**What you have to do:**
Using the word "icon" as the filter, copy each matching line from the records.

**Web page and app entries:**

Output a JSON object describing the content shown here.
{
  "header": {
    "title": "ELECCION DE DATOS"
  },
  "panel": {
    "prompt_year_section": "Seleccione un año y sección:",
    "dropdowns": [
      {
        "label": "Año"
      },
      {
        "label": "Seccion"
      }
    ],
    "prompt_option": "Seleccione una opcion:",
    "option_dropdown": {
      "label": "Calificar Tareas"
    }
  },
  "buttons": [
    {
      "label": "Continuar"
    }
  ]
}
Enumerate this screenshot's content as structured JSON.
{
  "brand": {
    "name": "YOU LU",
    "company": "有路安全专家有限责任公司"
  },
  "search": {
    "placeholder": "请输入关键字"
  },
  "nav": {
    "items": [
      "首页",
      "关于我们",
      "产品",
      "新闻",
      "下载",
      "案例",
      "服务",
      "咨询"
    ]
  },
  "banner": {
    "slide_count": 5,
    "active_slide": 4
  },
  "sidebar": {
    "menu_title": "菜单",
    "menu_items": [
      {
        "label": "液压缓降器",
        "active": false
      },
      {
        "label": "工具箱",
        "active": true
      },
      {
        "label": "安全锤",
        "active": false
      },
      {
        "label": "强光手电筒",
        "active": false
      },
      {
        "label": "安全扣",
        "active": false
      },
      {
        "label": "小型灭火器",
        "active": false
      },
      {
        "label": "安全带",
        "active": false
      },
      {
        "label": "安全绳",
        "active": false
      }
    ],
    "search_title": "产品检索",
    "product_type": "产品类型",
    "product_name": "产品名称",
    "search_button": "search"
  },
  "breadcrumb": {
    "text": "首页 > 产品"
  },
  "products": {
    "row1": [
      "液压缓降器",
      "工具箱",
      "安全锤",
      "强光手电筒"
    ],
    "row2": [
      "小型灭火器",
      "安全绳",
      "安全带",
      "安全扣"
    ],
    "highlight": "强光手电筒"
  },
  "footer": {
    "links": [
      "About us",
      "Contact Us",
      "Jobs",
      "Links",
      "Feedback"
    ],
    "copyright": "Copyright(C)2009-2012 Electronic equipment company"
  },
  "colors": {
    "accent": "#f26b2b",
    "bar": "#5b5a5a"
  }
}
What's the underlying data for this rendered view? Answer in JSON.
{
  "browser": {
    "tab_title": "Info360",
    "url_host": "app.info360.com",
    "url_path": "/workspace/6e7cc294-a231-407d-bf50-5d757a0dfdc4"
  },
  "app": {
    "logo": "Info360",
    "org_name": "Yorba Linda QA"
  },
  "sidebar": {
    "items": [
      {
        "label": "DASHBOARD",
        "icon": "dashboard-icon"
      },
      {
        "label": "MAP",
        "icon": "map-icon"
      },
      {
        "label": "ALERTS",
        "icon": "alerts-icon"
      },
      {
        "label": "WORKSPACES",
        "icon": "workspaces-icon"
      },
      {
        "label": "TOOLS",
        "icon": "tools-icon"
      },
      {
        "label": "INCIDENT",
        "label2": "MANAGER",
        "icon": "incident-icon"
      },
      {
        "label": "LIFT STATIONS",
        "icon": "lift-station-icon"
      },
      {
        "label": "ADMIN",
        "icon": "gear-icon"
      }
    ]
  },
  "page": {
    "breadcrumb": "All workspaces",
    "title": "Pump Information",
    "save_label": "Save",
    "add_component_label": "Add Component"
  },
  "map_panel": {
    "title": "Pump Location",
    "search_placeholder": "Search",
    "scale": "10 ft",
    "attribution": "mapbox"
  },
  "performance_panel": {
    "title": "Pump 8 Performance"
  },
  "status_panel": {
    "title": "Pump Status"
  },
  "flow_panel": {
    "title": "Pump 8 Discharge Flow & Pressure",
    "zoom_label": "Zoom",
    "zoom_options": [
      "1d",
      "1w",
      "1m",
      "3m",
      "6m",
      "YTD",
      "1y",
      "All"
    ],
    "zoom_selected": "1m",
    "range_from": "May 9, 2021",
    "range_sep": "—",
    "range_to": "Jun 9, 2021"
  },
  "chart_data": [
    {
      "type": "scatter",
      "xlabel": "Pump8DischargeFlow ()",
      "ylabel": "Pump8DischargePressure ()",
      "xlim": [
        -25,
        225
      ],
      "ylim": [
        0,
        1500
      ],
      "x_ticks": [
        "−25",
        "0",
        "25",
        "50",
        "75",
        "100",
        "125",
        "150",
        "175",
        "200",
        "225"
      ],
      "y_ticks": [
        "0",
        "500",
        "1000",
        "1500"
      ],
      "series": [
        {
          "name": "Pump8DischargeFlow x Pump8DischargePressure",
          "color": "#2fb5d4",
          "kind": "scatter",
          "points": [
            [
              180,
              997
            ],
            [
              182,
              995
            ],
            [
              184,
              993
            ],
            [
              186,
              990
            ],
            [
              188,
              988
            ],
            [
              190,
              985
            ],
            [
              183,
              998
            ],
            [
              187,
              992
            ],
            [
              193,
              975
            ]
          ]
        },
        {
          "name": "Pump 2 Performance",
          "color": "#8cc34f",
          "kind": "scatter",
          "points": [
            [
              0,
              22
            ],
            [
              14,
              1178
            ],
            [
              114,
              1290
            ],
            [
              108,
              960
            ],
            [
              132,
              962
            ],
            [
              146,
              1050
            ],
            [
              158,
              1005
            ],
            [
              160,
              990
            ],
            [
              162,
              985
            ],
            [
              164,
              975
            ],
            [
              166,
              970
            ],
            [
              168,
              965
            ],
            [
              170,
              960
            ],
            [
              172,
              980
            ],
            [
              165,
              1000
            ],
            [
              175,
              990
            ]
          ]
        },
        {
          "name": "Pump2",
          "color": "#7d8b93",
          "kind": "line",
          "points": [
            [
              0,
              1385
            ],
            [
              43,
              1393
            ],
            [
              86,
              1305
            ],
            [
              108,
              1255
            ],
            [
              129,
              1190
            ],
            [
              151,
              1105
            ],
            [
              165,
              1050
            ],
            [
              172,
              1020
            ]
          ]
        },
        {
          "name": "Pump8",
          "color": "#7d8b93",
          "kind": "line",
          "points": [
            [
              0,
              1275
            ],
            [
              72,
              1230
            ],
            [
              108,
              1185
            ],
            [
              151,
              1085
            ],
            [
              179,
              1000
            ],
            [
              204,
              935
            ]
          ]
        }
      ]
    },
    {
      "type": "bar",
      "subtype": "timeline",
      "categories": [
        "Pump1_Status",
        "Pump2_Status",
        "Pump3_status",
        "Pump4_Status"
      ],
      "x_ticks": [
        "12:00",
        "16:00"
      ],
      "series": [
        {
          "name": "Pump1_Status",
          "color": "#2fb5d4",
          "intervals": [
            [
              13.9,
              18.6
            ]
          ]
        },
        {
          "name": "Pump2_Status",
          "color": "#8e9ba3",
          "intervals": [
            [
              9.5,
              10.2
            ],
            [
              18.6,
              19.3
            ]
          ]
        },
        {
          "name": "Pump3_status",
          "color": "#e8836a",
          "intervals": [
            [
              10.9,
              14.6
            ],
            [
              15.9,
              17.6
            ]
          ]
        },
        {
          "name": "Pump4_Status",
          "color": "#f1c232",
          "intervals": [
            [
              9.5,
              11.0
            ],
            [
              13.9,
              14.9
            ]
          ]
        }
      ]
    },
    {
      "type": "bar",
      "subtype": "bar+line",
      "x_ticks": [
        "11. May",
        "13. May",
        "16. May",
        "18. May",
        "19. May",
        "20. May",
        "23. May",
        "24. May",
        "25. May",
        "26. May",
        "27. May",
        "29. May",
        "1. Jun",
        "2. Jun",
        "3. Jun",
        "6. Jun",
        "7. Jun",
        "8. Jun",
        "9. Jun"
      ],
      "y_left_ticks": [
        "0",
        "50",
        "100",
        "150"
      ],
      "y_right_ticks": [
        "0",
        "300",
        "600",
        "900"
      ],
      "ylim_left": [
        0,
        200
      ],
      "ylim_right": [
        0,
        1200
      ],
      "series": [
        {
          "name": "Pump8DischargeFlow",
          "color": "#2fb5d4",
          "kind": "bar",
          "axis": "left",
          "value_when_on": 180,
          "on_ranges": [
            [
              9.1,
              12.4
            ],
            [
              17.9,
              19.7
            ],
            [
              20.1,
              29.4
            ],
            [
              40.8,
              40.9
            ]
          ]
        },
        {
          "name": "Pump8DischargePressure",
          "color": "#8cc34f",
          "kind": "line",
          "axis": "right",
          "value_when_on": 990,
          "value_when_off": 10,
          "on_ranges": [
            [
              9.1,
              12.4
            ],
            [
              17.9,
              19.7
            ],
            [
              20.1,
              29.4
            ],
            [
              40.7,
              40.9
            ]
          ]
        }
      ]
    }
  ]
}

**Task output:**
        "icon": "dashboard-icon"
        "icon": "map-icon"
        "icon": "alerts-icon"
        "icon": "workspaces-icon"
        "icon": "tools-icon"
        "icon": "incident-icon"
        "icon": "lift-station-icon"
        "icon": "gear-icon"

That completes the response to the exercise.